The bad decisions are all too easy to describe. Back when times were better, Stockton embraced a combination of overly generous compensation packages for city employees and excessive debt spending—not only on pension bonds but also on bonds to pay for redevelopment projects, which were supposed to revive the downtown area. Stockton was awash with the revenue that poured into their treasuries during the boom when home prices were so high and squandered tax dollars to embark on ill-conceived development projects, including subsidized stadiums. They predictably failed. The biggest problem for Stockton and other cities such as Mammoth Lakes, which followed Stockton into bankruptcy on Monday, wasn’t the property bubble but what they did with the revenue. The real question is whether officials in other California cities will learn anything about fiscal discipline and stop blaming unforeseen economic consequences for their own bad decisions.
Something has been lost from our discussion of cities: the human element. The goal of urban planners should not be to fulfill their own grandiose visions of megacities on a hill, but to meet the needs of the people living in them, particularly those people suffering from overcrowding, environmental misery, and social inequality.

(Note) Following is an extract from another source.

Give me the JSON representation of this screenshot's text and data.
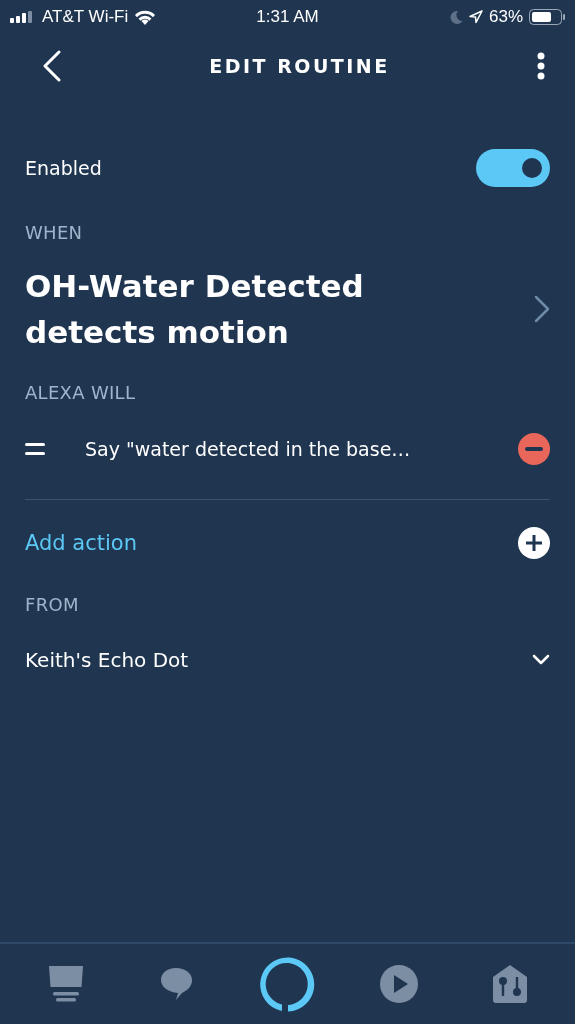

Ultimately, dispersion — both city to suburb and megacity to small city — holds out some intriguing solutions to current urban problems. The idea took hold during the initial golden age of industrial growth — the English 19th century — when suburban “garden cities” were established around London’s borders. The great early 20th-century visionary Ebenezer Howard saw this as a means to create a “new civilization” superior to the crowded, dirty, and congested cities of his day.
Despite all the “back to the city” hype of the past decade, more than 80 percent of new metropolitan growth in the United States since 2000 has been in suburbs.
The City Planning Department failed to include the downzoning option in the Hollywood Community Plan Update submitted to the City Council for consideration. Here are two documents split in four parts for easy downloading. These documents were submitted by People for Livable Communities (PLC) to be added to the administrative record. They explain why downzoning is the only rational alternative to the project.
To download all four pdf files, Click Here